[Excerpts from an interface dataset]
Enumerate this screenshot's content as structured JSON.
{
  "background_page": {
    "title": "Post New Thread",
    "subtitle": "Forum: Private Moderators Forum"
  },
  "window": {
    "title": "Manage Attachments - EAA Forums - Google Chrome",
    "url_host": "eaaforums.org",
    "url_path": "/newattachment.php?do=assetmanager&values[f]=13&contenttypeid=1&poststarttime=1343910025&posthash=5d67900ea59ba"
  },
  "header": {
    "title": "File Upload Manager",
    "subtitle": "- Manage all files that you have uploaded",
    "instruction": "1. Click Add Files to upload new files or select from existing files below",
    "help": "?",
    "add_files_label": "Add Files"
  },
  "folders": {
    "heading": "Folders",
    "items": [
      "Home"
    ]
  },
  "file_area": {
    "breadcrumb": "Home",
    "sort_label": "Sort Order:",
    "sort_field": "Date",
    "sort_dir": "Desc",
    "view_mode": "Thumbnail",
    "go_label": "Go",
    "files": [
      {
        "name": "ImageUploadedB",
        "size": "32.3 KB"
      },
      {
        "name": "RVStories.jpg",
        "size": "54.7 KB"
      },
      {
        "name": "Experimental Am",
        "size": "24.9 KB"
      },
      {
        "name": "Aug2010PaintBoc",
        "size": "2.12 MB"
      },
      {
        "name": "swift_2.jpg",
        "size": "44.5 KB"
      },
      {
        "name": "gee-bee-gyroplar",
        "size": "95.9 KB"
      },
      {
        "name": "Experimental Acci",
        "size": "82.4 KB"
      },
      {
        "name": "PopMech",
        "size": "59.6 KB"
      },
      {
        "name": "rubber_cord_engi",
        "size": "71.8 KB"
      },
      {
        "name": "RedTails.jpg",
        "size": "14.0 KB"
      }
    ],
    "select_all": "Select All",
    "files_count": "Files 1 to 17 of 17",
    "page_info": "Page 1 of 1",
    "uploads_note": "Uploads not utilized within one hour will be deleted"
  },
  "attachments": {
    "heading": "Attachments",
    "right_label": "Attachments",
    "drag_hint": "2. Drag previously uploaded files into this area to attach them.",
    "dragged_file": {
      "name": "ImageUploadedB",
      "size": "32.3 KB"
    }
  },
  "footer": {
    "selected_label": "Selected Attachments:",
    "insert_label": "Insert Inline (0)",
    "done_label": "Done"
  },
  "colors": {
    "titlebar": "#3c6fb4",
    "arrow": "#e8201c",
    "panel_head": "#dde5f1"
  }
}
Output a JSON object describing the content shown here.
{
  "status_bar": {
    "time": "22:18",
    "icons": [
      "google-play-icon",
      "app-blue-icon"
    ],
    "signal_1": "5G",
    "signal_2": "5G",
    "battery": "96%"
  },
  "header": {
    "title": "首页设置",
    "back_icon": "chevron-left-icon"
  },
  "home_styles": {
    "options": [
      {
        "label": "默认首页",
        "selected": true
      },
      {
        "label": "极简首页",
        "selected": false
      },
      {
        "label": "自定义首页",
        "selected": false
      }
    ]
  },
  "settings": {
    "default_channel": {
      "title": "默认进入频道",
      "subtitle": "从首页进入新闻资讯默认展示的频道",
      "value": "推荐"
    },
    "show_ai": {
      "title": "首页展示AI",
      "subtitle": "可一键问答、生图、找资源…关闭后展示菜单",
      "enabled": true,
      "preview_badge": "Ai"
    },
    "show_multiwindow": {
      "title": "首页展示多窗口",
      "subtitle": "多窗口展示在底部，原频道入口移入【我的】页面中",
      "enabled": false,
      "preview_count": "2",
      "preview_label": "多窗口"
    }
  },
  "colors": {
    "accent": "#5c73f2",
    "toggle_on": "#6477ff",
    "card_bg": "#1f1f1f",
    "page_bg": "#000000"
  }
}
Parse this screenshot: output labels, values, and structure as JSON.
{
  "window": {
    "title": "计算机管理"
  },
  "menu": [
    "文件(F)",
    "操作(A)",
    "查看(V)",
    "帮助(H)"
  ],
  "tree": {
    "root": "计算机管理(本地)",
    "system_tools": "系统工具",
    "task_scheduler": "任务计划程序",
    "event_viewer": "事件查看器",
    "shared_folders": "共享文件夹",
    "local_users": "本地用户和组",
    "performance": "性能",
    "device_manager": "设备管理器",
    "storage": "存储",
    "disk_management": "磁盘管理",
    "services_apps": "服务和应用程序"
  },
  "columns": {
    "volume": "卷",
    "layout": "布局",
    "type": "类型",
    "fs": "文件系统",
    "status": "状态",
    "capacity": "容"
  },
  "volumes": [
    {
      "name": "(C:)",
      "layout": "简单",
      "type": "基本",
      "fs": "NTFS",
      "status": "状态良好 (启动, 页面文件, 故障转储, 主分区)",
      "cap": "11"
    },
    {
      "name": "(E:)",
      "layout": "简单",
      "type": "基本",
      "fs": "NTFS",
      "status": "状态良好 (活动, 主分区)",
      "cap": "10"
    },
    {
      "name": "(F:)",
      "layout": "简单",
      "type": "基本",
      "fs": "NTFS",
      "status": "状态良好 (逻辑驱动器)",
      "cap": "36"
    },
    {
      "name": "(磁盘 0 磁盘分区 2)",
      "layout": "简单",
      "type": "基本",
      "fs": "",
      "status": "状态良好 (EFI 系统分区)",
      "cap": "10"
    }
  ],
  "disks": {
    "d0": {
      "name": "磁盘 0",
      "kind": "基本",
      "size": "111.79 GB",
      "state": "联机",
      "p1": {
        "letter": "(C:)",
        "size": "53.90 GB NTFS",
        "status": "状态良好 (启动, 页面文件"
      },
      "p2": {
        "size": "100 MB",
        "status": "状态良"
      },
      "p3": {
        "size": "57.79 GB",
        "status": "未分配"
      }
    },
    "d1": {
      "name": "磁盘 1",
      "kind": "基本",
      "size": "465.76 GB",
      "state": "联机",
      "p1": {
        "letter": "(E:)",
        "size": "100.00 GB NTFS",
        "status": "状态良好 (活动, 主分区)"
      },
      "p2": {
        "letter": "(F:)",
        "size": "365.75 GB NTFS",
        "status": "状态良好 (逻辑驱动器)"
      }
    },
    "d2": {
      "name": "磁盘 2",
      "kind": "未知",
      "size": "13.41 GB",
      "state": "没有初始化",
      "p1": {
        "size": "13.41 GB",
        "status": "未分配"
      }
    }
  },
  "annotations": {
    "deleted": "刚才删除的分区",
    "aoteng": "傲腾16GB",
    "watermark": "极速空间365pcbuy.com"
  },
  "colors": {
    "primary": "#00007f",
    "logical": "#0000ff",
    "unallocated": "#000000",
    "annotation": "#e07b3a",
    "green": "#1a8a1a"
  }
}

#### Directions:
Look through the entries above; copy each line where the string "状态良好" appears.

#### Task answer:
      "status": "状态良好 (启动, 页面文件, 故障转储, 主分区)",
      "status": "状态良好 (活动, 主分区)",
      "status": "状态良好 (逻辑驱动器)",
      "status": "状态良好 (EFI 系统分区)",
        "status": "状态良好 (启动, 页面文件"
        "status": "状态良好 (活动, 主分区)"
        "status": "状态良好 (逻辑驱动器)"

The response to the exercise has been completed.